DATASET RECORDS |
[Start of section]
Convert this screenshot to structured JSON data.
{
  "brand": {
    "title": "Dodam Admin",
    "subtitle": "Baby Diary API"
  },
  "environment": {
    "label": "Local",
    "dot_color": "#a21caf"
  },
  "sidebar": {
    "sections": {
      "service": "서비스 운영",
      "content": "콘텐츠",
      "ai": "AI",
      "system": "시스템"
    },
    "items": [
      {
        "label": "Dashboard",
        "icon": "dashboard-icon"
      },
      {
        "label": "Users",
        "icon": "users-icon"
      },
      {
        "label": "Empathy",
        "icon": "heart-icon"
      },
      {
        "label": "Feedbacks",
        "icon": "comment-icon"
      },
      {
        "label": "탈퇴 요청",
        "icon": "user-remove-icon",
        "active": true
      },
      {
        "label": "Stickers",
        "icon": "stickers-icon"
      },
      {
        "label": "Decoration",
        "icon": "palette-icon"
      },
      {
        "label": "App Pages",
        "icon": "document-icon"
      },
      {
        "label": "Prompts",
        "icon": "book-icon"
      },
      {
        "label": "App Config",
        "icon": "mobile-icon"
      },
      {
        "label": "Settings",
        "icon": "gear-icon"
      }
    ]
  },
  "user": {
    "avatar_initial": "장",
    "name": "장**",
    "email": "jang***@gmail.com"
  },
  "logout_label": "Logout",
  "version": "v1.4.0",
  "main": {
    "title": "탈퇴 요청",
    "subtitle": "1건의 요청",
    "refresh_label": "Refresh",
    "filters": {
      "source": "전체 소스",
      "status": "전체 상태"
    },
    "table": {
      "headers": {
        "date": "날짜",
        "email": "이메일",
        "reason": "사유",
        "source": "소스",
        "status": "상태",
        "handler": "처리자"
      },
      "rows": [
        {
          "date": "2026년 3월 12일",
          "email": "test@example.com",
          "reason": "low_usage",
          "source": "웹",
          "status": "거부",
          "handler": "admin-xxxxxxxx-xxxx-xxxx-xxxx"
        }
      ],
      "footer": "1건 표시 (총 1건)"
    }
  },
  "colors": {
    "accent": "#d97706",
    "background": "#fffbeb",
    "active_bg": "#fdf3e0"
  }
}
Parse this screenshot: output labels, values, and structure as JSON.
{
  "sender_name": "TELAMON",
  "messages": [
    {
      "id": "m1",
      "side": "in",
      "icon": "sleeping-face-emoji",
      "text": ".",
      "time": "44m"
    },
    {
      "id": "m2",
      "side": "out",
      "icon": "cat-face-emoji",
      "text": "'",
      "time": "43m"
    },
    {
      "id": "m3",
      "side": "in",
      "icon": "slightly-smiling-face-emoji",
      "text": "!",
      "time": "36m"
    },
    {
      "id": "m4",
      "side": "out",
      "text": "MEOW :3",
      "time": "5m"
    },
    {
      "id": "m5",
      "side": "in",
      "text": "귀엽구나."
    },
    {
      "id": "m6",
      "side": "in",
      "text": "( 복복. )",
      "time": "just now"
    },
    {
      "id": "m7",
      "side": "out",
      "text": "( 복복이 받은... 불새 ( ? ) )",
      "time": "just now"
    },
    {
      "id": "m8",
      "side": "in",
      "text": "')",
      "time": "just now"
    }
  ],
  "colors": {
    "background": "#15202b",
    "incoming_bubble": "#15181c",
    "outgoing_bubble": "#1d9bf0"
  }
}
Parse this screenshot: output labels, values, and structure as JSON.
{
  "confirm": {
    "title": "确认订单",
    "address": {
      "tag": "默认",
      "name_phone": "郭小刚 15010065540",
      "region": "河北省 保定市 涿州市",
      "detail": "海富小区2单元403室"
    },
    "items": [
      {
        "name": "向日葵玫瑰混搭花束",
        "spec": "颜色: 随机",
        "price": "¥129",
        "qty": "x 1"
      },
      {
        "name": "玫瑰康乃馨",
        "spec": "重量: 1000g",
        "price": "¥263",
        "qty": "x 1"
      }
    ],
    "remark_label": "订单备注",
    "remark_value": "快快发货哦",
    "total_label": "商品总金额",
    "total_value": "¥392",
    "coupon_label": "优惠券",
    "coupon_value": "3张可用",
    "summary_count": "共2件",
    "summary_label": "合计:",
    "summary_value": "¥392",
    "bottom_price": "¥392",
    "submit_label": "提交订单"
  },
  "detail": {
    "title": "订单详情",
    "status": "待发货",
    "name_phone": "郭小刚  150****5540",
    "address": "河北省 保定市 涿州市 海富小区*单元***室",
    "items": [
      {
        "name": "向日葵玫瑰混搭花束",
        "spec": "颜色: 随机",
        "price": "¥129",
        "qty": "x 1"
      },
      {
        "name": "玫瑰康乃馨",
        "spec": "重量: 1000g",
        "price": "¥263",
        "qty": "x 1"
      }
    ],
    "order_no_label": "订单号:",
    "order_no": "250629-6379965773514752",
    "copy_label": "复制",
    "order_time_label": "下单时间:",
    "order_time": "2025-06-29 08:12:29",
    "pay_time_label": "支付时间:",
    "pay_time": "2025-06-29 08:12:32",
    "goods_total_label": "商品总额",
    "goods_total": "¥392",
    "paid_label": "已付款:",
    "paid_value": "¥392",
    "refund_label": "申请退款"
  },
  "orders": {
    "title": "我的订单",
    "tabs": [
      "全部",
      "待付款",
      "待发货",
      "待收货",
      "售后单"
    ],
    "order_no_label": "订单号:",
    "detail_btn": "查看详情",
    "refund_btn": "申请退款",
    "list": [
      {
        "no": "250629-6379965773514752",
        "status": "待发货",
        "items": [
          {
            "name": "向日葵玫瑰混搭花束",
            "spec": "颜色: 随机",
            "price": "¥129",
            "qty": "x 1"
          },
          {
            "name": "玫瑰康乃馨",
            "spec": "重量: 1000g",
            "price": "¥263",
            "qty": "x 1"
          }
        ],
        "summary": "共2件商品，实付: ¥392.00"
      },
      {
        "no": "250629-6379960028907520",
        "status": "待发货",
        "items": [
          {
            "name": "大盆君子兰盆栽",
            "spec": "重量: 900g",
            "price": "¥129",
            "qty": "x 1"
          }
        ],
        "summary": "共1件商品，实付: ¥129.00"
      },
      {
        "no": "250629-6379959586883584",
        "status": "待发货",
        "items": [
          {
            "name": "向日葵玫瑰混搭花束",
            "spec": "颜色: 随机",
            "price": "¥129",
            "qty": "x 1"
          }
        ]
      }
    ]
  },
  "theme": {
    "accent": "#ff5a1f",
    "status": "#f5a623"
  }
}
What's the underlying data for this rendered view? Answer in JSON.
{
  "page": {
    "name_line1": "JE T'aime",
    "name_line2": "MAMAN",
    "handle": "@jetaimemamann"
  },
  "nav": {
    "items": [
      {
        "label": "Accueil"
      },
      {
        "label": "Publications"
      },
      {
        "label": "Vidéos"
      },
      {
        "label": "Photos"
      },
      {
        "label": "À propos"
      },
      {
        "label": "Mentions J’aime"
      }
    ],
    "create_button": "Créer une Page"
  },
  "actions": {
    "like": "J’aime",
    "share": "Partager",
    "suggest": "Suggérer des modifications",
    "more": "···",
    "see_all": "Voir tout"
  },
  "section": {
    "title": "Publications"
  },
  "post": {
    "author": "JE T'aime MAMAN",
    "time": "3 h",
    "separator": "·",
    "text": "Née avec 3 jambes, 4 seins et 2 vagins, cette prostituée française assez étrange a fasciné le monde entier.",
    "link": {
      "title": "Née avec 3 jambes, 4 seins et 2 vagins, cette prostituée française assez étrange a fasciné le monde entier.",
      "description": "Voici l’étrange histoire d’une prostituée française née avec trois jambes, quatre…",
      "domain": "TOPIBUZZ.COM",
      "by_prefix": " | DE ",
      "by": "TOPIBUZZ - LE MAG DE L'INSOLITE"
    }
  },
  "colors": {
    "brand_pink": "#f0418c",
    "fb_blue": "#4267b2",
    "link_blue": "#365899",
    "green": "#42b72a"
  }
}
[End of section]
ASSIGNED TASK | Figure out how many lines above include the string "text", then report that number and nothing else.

YOUR RESPONSE | 9